■ **TASK**:
Nothing but the data itself, reproduced exactly, is the expected answer.

Segment Open

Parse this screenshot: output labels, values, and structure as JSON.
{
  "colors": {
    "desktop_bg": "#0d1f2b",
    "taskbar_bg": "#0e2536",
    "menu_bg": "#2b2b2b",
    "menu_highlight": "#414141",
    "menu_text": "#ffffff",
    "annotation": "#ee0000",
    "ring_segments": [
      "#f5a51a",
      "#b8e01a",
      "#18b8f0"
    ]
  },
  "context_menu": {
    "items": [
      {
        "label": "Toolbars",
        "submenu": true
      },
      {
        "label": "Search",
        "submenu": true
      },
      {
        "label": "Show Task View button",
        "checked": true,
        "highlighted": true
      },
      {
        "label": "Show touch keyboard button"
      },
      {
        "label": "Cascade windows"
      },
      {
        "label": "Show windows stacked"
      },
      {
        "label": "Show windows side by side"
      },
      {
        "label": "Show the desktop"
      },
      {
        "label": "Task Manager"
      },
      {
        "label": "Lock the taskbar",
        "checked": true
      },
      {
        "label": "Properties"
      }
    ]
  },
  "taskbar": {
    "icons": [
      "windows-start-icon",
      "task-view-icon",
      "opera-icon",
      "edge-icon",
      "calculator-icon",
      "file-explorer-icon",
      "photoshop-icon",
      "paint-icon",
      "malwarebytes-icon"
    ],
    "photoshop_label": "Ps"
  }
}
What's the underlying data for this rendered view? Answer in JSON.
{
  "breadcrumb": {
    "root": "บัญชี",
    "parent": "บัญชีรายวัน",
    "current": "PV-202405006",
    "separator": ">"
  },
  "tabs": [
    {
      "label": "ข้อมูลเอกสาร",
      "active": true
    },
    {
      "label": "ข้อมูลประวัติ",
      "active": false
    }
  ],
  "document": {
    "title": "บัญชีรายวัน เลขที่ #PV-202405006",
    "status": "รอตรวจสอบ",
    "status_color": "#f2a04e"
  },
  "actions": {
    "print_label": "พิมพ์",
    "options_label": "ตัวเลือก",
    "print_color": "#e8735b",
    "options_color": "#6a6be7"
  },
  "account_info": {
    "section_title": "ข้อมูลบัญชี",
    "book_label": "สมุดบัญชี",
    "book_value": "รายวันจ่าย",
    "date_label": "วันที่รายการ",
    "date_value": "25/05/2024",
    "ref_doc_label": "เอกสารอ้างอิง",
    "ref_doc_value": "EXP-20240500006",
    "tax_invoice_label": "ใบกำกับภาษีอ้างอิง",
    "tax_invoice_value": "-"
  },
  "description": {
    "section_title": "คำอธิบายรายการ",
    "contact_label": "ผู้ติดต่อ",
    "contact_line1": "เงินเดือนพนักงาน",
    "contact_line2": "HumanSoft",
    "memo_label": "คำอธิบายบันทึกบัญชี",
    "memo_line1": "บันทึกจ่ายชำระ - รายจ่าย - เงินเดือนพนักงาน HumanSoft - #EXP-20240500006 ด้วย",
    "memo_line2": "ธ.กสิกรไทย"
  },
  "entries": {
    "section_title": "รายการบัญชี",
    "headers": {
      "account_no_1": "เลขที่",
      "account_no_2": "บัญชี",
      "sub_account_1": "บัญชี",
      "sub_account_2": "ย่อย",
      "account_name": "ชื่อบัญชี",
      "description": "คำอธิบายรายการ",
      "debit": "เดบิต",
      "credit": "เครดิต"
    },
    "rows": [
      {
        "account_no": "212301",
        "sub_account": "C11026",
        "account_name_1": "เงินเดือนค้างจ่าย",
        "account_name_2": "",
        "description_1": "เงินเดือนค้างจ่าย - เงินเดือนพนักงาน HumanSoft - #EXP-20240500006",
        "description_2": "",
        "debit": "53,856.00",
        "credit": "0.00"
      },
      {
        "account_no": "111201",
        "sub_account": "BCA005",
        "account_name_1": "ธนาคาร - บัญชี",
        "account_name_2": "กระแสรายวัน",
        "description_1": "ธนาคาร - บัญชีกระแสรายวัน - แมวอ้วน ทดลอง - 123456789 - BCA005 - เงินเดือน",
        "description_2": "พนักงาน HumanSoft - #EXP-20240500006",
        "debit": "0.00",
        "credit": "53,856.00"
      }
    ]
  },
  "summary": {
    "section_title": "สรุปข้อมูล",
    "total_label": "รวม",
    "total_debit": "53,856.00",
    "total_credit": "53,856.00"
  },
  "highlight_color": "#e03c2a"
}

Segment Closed

■ **ANSWER FOR THIS EXERCISE**:
Parse this screenshot: output labels, values, and structure as JSON.
{
  "colors": {
    "desktop_bg": "#0d1f2b",
    "taskbar_bg": "#0e2536",
    "menu_bg": "#2b2b2b",
    "menu_highlight": "#414141",
    "menu_text": "#ffffff",
    "annotation": "#ee0000",
    "ring_segments": [
      "#f5a51a",
      "#b8e01a",
      "#18b8f0"
    ]
  },
  "context_menu": {
    "items": [
      {
        "label": "Toolbars",
        "submenu": true
      },
      {
        "label": "Search",
        "submenu": true
      },
      {
        "label": "Show Task View button",
        "checked": true,
        "highlighted": true
      },
      {
        "label": "Show touch keyboard button"
      },
      {
        "label": "Cascade windows"
      },
      {
        "label": "Show windows stacked"
      },
      {
        "label": "Show windows side by side"
      },
      {
        "label": "Show the desktop"
      },
      {
        "label": "Task Manager"
      },
      {
        "label": "Lock the taskbar",
        "checked": true
      },
      {
        "label": "Properties"
      }
    ]
  },
  "taskbar": {
    "icons": [
      "windows-start-icon",
      "task-view-icon",
      "opera-icon",
      "edge-icon",
      "calculator-icon",
      "file-explorer-icon",
      "photoshop-icon",
      "paint-icon",
      "malwarebytes-icon"
    ],
    "photoshop_label": "Ps"
  }
}
What's the underlying data for this rendered view? Answer in JSON.
{
  "breadcrumb": {
    "root": "บัญชี",
    "parent": "บัญชีรายวัน",
    "current": "PV-202405006",
    "separator": ">"
  },
  "tabs": [
    {
      "label": "ข้อมูลเอกสาร",
      "active": true
    },
    {
      "label": "ข้อมูลประวัติ",
      "active": false
    }
  ],
  "document": {
    "title": "บัญชีรายวัน เลขที่ #PV-202405006",
    "status": "รอตรวจสอบ",
    "status_color": "#f2a04e"
  },
  "actions": {
    "print_label": "พิมพ์",
    "options_label": "ตัวเลือก",
    "print_color": "#e8735b",
    "options_color": "#6a6be7"
  },
  "account_info": {
    "section_title": "ข้อมูลบัญชี",
    "book_label": "สมุดบัญชี",
    "book_value": "รายวันจ่าย",
    "date_label": "วันที่รายการ",
    "date_value": "25/05/2024",
    "ref_doc_label": "เอกสารอ้างอิง",
    "ref_doc_value": "EXP-20240500006",
    "tax_invoice_label": "ใบกำกับภาษีอ้างอิง",
    "tax_invoice_value": "-"
  },
  "description": {
    "section_title": "คำอธิบายรายการ",
    "contact_label": "ผู้ติดต่อ",
    "contact_line1": "เงินเดือนพนักงาน",
    "contact_line2": "HumanSoft",
    "memo_label": "คำอธิบายบันทึกบัญชี",
    "memo_line1": "บันทึกจ่ายชำระ - รายจ่าย - เงินเดือนพนักงาน HumanSoft - #EXP-20240500006 ด้วย",
    "memo_line2": "ธ.กสิกรไทย"
  },
  "entries": {
    "section_title": "รายการบัญชี",
    "headers": {
      "account_no_1": "เลขที่",
      "account_no_2": "บัญชี",
      "sub_account_1": "บัญชี",
      "sub_account_2": "ย่อย",
      "account_name": "ชื่อบัญชี",
      "description": "คำอธิบายรายการ",
      "debit": "เดบิต",
      "credit": "เครดิต"
    },
    "rows": [
      {
        "account_no": "212301",
        "sub_account": "C11026",
        "account_name_1": "เงินเดือนค้างจ่าย",
        "account_name_2": "",
        "description_1": "เงินเดือนค้างจ่าย - เงินเดือนพนักงาน HumanSoft - #EXP-20240500006",
        "description_2": "",
        "debit": "53,856.00",
        "credit": "0.00"
      },
      {
        "account_no": "111201",
        "sub_account": "BCA005",
        "account_name_1": "ธนาคาร - บัญชี",
        "account_name_2": "กระแสรายวัน",
        "description_1": "ธนาคาร - บัญชีกระแสรายวัน - แมวอ้วน ทดลอง - 123456789 - BCA005 - เงินเดือน",
        "description_2": "พนักงาน HumanSoft - #EXP-20240500006",
        "debit": "0.00",
        "credit": "53,856.00"
      }
    ]
  },
  "summary": {
    "section_title": "สรุปข้อมูล",
    "total_label": "รวม",
    "total_debit": "53,856.00",
    "total_credit": "53,856.00"
  },
  "highlight_color": "#e03c2a"
}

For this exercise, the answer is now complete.